East African Educational Educational Publishers (EAEP) CEO Kiarie Kamau (from left) author Yolanda Chakava and EAEP Chairman Henry Chakava during the launch of 'Super Lisu' book at Sarit centre,Westalnds, Nairobi. [File,Standard]

Dr Henry Chakava, seen by many as the father of the Kenyan publishing, has passed on at the age of 77.

East African Educational Publishers Managing Director Kiarie Kamau said Dr Chakava passed on at 5am on March 8, 2024 while receiving treatment at Nairobi Hospital.

“The Board of Management of EAEP in consultation with the family, wishes to announce the demise of its founder and chairman Dr Henry Chakava.

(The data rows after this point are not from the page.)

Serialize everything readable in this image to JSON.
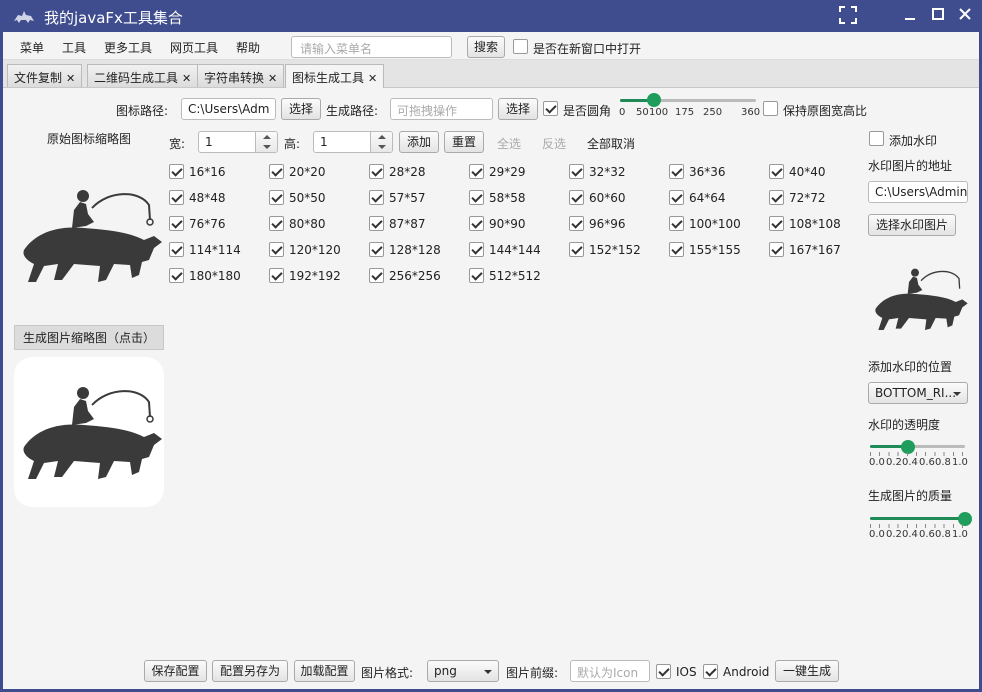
{
  "window": {
    "title": "我的javaFx工具集合",
    "title_color": "#3f4c8e",
    "accent_color": "#1f9d5c"
  },
  "menubar": {
    "items": [
      "菜单",
      "工具",
      "更多工具",
      "网页工具",
      "帮助"
    ],
    "search_placeholder": "请输入菜单名",
    "search_button": "搜索",
    "new_window_label": "是否在新窗口中打开"
  },
  "tabs": [
    {
      "label": "文件复制",
      "active": false
    },
    {
      "label": "二维码生成工具",
      "active": false
    },
    {
      "label": "字符串转换",
      "active": false
    },
    {
      "label": "图标生成工具",
      "active": true
    }
  ],
  "paths": {
    "icon_path_label": "图标路径:",
    "icon_path_value": "C:\\Users\\Adm",
    "select_button": "选择",
    "output_path_label": "生成路径:",
    "output_path_placeholder": "可拖拽操作",
    "round_corner_label": "是否圆角",
    "corner_ticks": [
      "0",
      "50",
      "100",
      "175",
      "250",
      "360"
    ],
    "corner_value": 100,
    "keep_ratio_label": "保持原图宽高比"
  },
  "original": {
    "label": "原始图标缩略图"
  },
  "size_controls": {
    "width_label": "宽:",
    "width_value": "1",
    "height_label": "高:",
    "height_value": "1",
    "add_button": "添加",
    "reset_button": "重置",
    "select_all": "全选",
    "invert": "反选",
    "cancel_all": "全部取消"
  },
  "sizes": [
    [
      "16*16",
      "20*20",
      "28*28",
      "29*29",
      "32*32",
      "36*36",
      "40*40"
    ],
    [
      "48*48",
      "50*50",
      "57*57",
      "58*58",
      "60*60",
      "64*64",
      "72*72"
    ],
    [
      "76*76",
      "80*80",
      "87*87",
      "90*90",
      "96*96",
      "100*100",
      "108*108"
    ],
    [
      "114*114",
      "120*120",
      "128*128",
      "144*144",
      "152*152",
      "155*155",
      "167*167"
    ],
    [
      "180*180",
      "192*192",
      "256*256",
      "512*512"
    ]
  ],
  "generated": {
    "button": "生成图片缩略图（点击）"
  },
  "watermark": {
    "add_label": "添加水印",
    "address_label": "水印图片的地址",
    "address_value": "C:\\Users\\Admin",
    "select_button": "选择水印图片",
    "position_label": "添加水印的位置",
    "position_value": "BOTTOM_RI...",
    "opacity_label": "水印的透明度",
    "opacity_value": 0.4,
    "quality_label": "生成图片的质量",
    "quality_value": 1.0,
    "slider_ticks": [
      "0.0",
      "0.2",
      "0.4",
      "0.6",
      "0.8",
      "1.0"
    ]
  },
  "footer": {
    "save_config": "保存配置",
    "save_as": "配置另存为",
    "load_config": "加载配置",
    "format_label": "图片格式:",
    "format_value": "png",
    "prefix_label": "图片前缀:",
    "prefix_placeholder": "默认为Icon",
    "ios_label": "IOS",
    "android_label": "Android",
    "generate_button": "一键生成"
  }
}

His association with publishing of iconic literary luminaries in Africa,” Mr Kamau said.

Kamau, who is also the chairman of Kenya Publishers Association, said Dr Chakava will be remembered as a father of book publication in Africa.

Kamau said that in a bold entrepreneurial maneuver, Chakava presided over the acquisition of the British multinational, Heinemann (East Africa) and converted the company into a household name that is now East African Education Publishers.

He said his impact to the African publishing industry and on intellectual production in the region is second to none.

In his career, he has nurtured and promoted African writers, furthering indigenous language, and promoting greater access to books and other written materials for children.

He has published, among others, Ngugi wa Thiongó, Grace Ogot, Francis Imbuga, John Kiriamiti, Meja Mwangi, Marjorie Oludhe Macgoye (all from Kenya), Chinua Achebe, Cyprian Ekwensi (Nigeria), Taban Lo Liyong (South Sudan) Okot P’Bitek, John Ruganda (Uganda) David Rubadiri (Malawi) and Peter Abrahams (South Africa).

Prof Ngugi Wa Thiongó once termed him as a visionary pioneer.

"Without him we would not be talking seriously about the possibilities of publishing in African languages,” Wa Thiongó said.

Dr Chakava had more than 50 years of experience in the creation and publication of high quality reading and learning materials that children need to succeed.

He had vast experience in editing and publishing educational books for schools and universities in the region and is also credited for enabling the use of Kiswahili language in Kenya's education curriculum.

The scholar had several awards under his belt for his contributions to the publishing industry.

This includes a Honorary Doctorate Degree from Oxford Brookes University, a prince Claus Awards from the Dutch Ministry of Foreign Affairs, Head of State Commendations and Moran of the Burning Spear.

He was also a fellow of the Kenya institute of Management.

The scholar served as the chairman of East African Publishers Limited for more than 20 years.

He began his career with Heinemann Educational Books Limited, an international publishing house where he became the organization’s first African editor.

Others notable achievements include the first local buy-out of a British multinational publishing house, being one of the founders of African Books Collective and the African Publishers Network.

After graduating from the University of Nairobi in 1972, he joined Heinemann Education Books Limited and rose in the ranks to become the Managing Director in 1976.

It was in 1974 that he attended the first literature teachers conference in Nigeria, which marked a landmark and game changer of literature in the country.

He retired in 2000 and was appointed the chairman of the Board of Directors of EAEP.

A book, 'Coming of Age: Strides in African publishing', was was launched in honour of Dr Chakava as celebrated his 70th birthday.